**WORK INSTRUCTIONS**
Where the string "name" occurs in a line of the entries below, copy that line.

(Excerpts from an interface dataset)
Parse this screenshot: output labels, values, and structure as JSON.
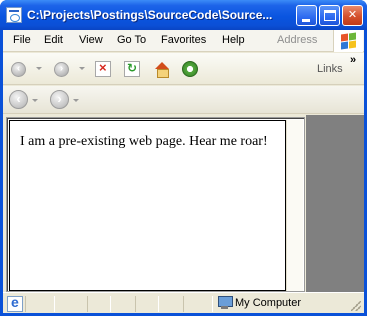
{
  "window": {
    "title": "C:\\Projects\\Postings\\SourceCode\\Source..."
  },
  "menubar": {
    "items": [
      {
        "label": "File"
      },
      {
        "label": "Edit"
      },
      {
        "label": "View"
      },
      {
        "label": "Go To"
      },
      {
        "label": "Favorites"
      },
      {
        "label": "Help"
      }
    ],
    "address_label": "Address"
  },
  "toolbar": {
    "links_label": "Links",
    "chevron": "»"
  },
  "page": {
    "text": "I am a pre-existing web page. Hear me roar!"
  },
  "statusbar": {
    "zone_text": "My Computer"
  },
  "colors": {
    "title_bar": "#0a55e0",
    "close_button": "#d4502c",
    "frame_gray": "#808080"
  }
}
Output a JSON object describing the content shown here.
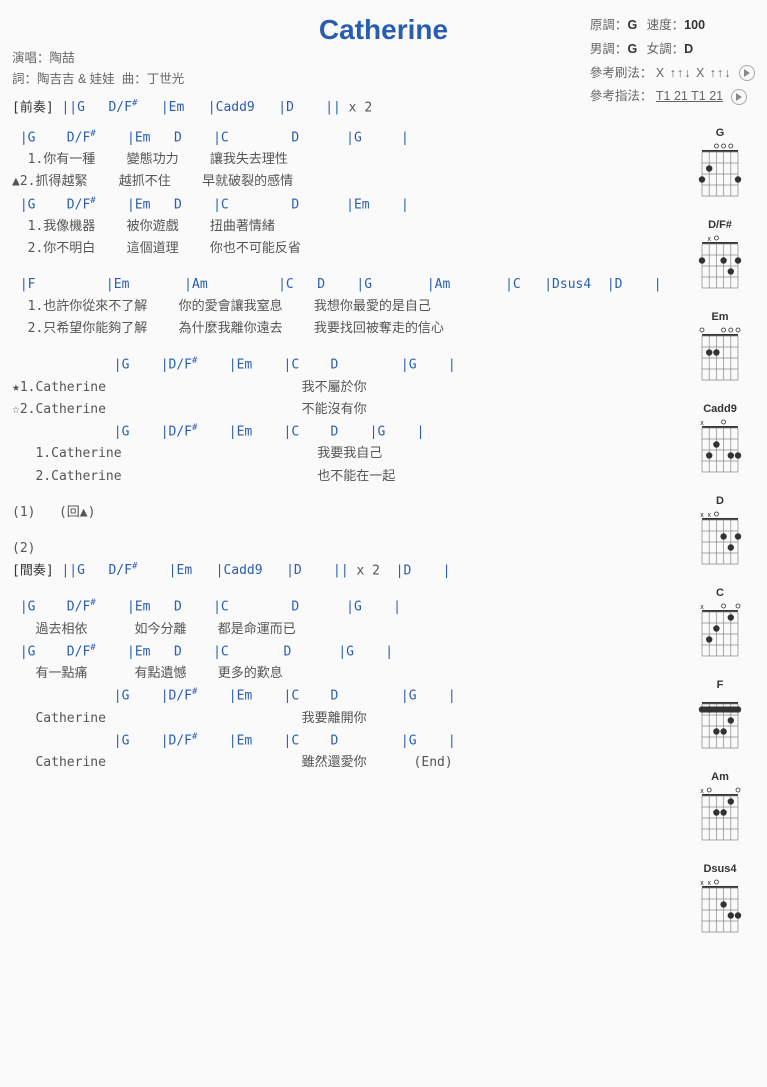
{
  "title": "Catherine",
  "meta": {
    "singer_label": "演唱：",
    "singer": "陶喆",
    "lyricist_label": "詞：",
    "lyricist": "陶吉吉 & 娃娃",
    "composer_label": "曲：",
    "composer": "丁世光",
    "orig_key_label": "原調：",
    "orig_key": "G",
    "tempo_label": "速度：",
    "tempo": "100",
    "male_key_label": "男調：",
    "male_key": "G",
    "female_key_label": "女調：",
    "female_key": "D",
    "strum_label": "參考刷法：",
    "strum": "X ↑↑↓ X ↑↑↓",
    "finger_label": "參考指法：",
    "finger": "T1 21 T1 21"
  },
  "intro": {
    "label": "[前奏]",
    "chords": "||G   D/F#   |Em   |Cadd9   |D    || x 2",
    "fsharp": "#"
  },
  "verse1": {
    "chord_line1": " |G    D/F#    |Em   D    |C        D      |G     |",
    "lyric1a": "  1.你有一種    變態功力    讓我失去理性",
    "lyric1b": "▲2.抓得越緊    越抓不住    早就破裂的感情",
    "chord_line2": " |G    D/F#    |Em   D    |C        D      |Em    |",
    "lyric2a": "  1.我像機器    被你遊戲    扭曲著情緒",
    "lyric2b": "  2.你不明白    這個道理    你也不可能反省"
  },
  "bridge": {
    "chord_line": " |F         |Em       |Am         |C   D    |G       |Am       |C   |Dsus4  |D    |",
    "lyric_a": "  1.也許你從來不了解    你的愛會讓我窒息    我想你最愛的是自己",
    "lyric_b": "  2.只希望你能夠了解    為什麼我離你遠去    我要找回被奪走的信心"
  },
  "chorus": {
    "chord_line1": "             |G    |D/F#    |Em    |C    D        |G    |",
    "lyric1a": "★1.Catherine                         我不屬於你",
    "lyric1b": "☆2.Catherine                         不能沒有你",
    "chord_line2": "             |G    |D/F#    |Em    |C    D    |G    |",
    "lyric2a": "   1.Catherine                         我要我自己",
    "lyric2b": "   2.Catherine                         也不能在一起"
  },
  "repeat1": "(1)   (回▲)",
  "repeat2": "(2)",
  "interlude": {
    "label": "[間奏]",
    "chords": "||G   D/F#    |Em   |Cadd9   |D    || x 2  |D    |"
  },
  "verse2": {
    "chord_line1": " |G    D/F#    |Em   D    |C        D      |G    |",
    "lyric1": "   過去相依      如今分離    都是命運而已",
    "chord_line2": " |G    D/F#    |Em   D    |C       D      |G    |",
    "lyric2": "   有一點痛      有點遺憾    更多的歎息",
    "chord_line3": "             |G    |D/F#    |Em    |C    D        |G    |",
    "lyric3": "   Catherine                         我要離開你",
    "chord_line4": "             |G    |D/F#    |Em    |C    D        |G    |",
    "lyric4": "   Catherine                         雖然還愛你      (End)"
  },
  "chord_diagrams": [
    {
      "name": "G"
    },
    {
      "name": "D/F#"
    },
    {
      "name": "Em"
    },
    {
      "name": "Cadd9"
    },
    {
      "name": "D"
    },
    {
      "name": "C"
    },
    {
      "name": "F"
    },
    {
      "name": "Am"
    },
    {
      "name": "Dsus4"
    }
  ]
}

**TASK RESPONSE**
      "name": "G"
      "name": "D/F#"
      "name": "Em"
      "name": "Cadd9"
      "name": "D"
      "name": "C"
      "name": "F"
      "name": "Am"
      "name": "Dsus4"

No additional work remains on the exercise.